Task directions: Across the material below, how many lines hold the word "test"? Only the number should be given.

Records supplied:
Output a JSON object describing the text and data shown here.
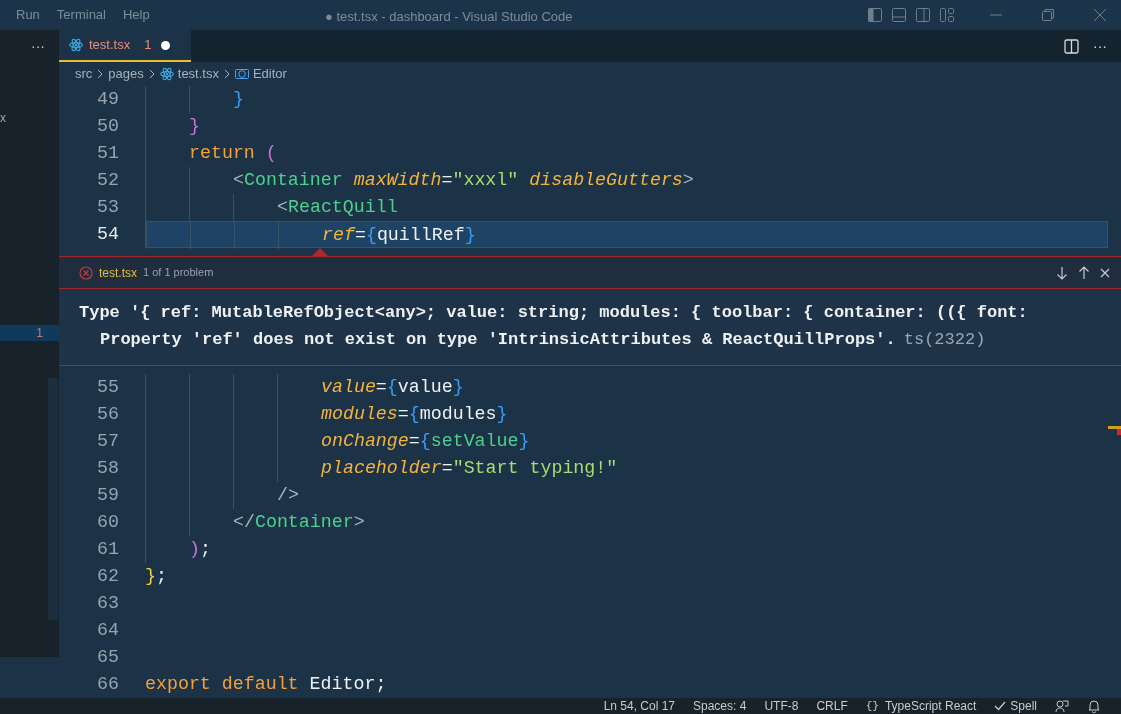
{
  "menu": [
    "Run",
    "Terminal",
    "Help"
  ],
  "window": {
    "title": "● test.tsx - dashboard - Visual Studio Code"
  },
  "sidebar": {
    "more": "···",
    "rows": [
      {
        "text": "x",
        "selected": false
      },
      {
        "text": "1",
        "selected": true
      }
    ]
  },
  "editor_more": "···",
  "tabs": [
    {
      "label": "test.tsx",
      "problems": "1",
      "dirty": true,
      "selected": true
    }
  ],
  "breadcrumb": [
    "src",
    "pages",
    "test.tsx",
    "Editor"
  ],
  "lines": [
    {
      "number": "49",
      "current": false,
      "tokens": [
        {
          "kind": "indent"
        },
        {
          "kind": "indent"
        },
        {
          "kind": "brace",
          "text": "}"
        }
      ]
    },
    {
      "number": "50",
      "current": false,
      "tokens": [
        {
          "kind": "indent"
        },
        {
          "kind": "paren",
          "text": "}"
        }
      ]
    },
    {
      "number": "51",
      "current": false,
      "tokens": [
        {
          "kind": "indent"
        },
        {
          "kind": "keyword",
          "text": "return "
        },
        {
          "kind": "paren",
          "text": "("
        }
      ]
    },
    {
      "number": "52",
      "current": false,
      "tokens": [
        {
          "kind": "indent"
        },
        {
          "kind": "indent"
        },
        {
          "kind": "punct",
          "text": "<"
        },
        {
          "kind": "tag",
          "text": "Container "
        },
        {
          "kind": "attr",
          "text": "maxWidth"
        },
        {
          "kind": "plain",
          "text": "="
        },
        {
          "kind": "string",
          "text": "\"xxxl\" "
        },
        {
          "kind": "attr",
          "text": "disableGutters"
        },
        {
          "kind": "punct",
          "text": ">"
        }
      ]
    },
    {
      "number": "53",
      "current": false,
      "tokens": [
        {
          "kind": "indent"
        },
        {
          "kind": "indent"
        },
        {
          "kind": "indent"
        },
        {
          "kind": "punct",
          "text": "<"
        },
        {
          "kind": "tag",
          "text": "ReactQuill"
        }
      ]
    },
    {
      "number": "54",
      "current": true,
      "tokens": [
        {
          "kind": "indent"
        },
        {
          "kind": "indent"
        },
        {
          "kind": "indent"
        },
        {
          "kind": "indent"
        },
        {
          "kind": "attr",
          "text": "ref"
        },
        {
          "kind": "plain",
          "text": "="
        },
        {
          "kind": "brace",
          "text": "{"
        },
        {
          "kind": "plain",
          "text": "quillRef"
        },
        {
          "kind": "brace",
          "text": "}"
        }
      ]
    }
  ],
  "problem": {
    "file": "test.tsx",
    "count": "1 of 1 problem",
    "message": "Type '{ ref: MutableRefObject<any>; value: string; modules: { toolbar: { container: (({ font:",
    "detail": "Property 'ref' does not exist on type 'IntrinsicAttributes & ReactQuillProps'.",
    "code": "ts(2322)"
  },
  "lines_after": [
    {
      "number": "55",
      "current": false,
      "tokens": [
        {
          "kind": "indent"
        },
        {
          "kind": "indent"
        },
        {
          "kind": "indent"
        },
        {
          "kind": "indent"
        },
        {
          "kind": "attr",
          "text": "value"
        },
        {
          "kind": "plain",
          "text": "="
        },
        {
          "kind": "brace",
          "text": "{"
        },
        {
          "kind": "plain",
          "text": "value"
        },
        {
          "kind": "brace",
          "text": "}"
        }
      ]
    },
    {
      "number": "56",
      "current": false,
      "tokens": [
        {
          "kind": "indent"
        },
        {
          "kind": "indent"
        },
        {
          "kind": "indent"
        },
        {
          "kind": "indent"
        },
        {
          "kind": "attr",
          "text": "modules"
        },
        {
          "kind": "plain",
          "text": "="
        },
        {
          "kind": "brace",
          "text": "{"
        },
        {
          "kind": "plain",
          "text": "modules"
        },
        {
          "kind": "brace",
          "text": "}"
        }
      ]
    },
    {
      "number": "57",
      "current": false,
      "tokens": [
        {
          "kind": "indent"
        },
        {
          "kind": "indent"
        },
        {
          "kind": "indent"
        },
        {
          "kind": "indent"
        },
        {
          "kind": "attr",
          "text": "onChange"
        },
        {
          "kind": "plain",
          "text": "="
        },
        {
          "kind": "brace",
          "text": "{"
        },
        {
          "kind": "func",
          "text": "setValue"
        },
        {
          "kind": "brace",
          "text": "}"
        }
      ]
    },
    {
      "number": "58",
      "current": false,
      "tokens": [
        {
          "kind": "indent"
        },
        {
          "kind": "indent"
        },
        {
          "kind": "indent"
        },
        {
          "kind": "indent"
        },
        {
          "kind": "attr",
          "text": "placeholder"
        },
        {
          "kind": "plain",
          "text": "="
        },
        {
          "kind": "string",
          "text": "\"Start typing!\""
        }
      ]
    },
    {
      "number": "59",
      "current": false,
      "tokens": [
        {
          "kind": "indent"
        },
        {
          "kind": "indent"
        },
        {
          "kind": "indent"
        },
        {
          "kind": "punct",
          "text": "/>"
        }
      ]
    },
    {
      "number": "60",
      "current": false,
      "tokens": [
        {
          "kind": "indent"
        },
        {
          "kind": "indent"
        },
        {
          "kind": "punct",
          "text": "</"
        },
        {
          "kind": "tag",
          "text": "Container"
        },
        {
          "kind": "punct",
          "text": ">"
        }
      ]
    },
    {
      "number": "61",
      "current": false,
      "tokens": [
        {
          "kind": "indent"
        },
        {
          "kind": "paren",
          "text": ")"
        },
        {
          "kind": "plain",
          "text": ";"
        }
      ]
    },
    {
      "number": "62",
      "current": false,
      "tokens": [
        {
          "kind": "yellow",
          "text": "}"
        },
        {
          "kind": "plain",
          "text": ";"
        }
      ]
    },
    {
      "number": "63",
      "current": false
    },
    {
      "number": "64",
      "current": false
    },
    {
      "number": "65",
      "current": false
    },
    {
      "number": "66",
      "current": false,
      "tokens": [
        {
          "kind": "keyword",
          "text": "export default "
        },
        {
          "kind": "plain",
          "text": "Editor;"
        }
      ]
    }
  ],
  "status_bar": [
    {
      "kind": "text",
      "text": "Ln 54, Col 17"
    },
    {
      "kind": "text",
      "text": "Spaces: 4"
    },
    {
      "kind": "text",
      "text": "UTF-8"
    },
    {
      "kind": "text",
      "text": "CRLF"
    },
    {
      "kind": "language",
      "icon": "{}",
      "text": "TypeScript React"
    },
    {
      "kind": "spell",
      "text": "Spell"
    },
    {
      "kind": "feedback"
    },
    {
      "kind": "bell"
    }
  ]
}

Reply: 4